Come along, darling. Shall we go and pack?

Just give us five minutes, Mr. Poirot,

and I'm sure we'll be able to work out how you did it.

After all, where were you at the time of the murder?

You've let that pair get off scot-free

and I haven't even got my diamond back.

Oh, you made a right cockup, Poirot.

Oh, how very kind of you to see us off.

Oh, good-bye, my dear friends.

I don't think there'll be any necessity to leave a forwarding address.

Oh, just a moment, Mr. Redfern.

Haven't you forgotten something?

Why pay, Patrick?

They've done nothing but insult us.

Oh, we must pay it, darling.

After all, we wouldn't want anybody

to think we were cheats now, would we?

- I know you'll take a check. - Certainly.

Of course I also know

that you're thinking the check may well bounce,

but I'm afraid

that's as good as it gets.

Here you are, dear.

I've put a little extra on for the inconvenience.

Oh, thank you so much.

Oh, would you mind me saying something, Miss Castle?

Your ensemble does absolutely nothing for you.

Good-bye.

Poirot: Une instance s'il vous pláit, Monsieur Ruber.

Monsieur Felix Ruber.

- Kenneth: Who did you say? - Rex: Ruber?

- Who the hell is Ruber? - Felix Ruber,

the widower of Alice Ruber,

whose strangled body had been discovered

on the Yorkshire Moors some months ago.

I was called in by the Trojan Insurance Company

to examine the police reports.

In the event of Mrs. Ruber's death,

her husband was the beneficiary of a large sum of money.

The police were satisfied

that it was the work of a madman or a tramp.

And so was I since the only possible suspect,

the husband, had a cast-iron alibi,
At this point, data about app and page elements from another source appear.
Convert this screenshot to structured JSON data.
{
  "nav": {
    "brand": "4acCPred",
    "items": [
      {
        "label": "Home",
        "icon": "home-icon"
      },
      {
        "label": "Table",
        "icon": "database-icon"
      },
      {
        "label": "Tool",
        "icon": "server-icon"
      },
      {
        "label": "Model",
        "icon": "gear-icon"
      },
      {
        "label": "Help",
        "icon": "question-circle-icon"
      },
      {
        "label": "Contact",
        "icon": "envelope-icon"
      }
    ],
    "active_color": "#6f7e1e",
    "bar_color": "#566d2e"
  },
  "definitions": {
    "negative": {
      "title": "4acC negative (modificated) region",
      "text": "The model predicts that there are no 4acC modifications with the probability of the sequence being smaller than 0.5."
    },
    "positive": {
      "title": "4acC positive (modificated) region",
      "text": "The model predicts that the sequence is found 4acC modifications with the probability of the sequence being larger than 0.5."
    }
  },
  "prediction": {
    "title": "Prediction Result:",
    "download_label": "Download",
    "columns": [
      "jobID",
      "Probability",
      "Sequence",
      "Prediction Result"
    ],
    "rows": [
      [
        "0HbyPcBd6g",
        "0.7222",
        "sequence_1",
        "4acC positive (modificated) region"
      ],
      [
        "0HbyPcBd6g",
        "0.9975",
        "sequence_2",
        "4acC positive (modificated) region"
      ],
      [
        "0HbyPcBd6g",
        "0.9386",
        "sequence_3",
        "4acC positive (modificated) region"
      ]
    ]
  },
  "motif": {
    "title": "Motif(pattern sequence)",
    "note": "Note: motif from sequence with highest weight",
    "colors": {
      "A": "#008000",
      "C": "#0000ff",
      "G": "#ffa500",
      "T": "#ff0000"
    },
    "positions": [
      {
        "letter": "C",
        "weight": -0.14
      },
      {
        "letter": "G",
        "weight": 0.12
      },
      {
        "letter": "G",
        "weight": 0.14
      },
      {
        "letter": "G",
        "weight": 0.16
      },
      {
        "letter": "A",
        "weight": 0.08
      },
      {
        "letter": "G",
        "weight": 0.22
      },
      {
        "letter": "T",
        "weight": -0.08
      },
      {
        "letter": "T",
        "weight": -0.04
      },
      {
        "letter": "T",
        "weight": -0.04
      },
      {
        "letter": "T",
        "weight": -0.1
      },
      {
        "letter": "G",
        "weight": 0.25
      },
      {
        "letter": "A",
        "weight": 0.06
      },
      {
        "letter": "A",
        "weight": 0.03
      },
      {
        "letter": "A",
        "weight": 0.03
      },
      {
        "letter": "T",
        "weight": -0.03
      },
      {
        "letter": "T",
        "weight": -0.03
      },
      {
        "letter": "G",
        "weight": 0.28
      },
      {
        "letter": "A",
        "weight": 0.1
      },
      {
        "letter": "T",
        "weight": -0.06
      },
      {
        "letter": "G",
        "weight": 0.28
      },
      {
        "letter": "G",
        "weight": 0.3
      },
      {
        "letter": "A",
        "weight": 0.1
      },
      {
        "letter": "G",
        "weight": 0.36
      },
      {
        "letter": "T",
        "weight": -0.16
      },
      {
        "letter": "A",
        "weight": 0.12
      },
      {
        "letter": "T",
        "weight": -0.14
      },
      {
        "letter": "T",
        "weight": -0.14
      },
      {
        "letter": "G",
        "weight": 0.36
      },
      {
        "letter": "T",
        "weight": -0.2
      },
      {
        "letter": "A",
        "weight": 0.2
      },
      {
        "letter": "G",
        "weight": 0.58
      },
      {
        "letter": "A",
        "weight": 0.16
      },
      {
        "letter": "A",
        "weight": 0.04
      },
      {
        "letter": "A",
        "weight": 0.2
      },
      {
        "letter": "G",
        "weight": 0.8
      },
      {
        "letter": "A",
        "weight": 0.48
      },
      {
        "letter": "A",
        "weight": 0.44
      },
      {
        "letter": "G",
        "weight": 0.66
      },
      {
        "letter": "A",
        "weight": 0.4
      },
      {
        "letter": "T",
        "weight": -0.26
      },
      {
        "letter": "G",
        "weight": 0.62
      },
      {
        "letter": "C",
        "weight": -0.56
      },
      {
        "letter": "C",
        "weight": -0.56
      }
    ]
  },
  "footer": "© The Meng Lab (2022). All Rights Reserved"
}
which had been established by a woman hiker

who had found the body earlier in the day.

But last night I asked myself,

a strangulation, an innocent witness,

a change of time,

could the similarity in the pattern

of events here on the island and those on the moors

be a mere coincidence?

No, mes amis, the lonely hiker

was none other than Madame Christine Redfern.

While Monsieur Ruber was on a train

undoubtedly attracting attention to his presence

before potential witnesses.

The bigamist Monsieur Ruber was now free

to return to his surviving wife

Madame Redfern.

Oh, yes, monsieur.

You were clever enough to avoid putting your signature

in the hotel register, but, you know,

the signature on this check is really quite good enough.

Different names, of course.

Here on the claim form

for Alice Ruber's insurance policy,

it appears as Felix Ruber, and here on the hotel check,

it appears as Patrick Redfern.

Different names, but, monsieur,

undeniably the same handwriting.

My God.

You were wrong to tell me that little joke

about Giuseppe Verdi being called Joe Green in English.

Or that you had once taught Latin to small boys.

It was at that moment that I realized

that in that language

Felix Ruber is Redfern.

You see, it is folly to try and trick Hercule Poirot.

Even in a dead language.

Do you really think anyone's going to believe the evidence

of a couple of scribbled signatures

and your bloody, silly word games?

Oh, monsieur, if my modest assumptions

are too fanciful for you,

then perhaps a photograph

of a hiker and the mourning husband,

which must have appeared in the local papers

and which I have of course sent for,

will be enough proof to hang you, sir.

You will be arrested for the murder

of Alice Ruber and of Arlena Marshall.

But before that, there is a small favor

I would like to ask of you.

Would you smoke the pipe

which has been conspicuous by being unlit

since you arrived here?

No?

Domage.

As I thought.

Sir Horace, please be careful

to whom you give it next time.

By God, you're a wonder, Poirot.

Yes?

Daphne: Poor Monsieur Poirot.

Brave Monsieur Poirot.

I've just had a telephone call from His Majesty

and he is very pleased with the way the matter--

- The King of Tyrania? - Yes, he's very pleased with the way the matter has been

cleared up so quickly and so discreetly.

He's so pleased, in fact, that he is awarding you

the order of Saint Goodren the Inquisitive.

- Saint Goodren the In-- - First class.

How many classes are there?

( music playing )

The Description of Evil Under The Sun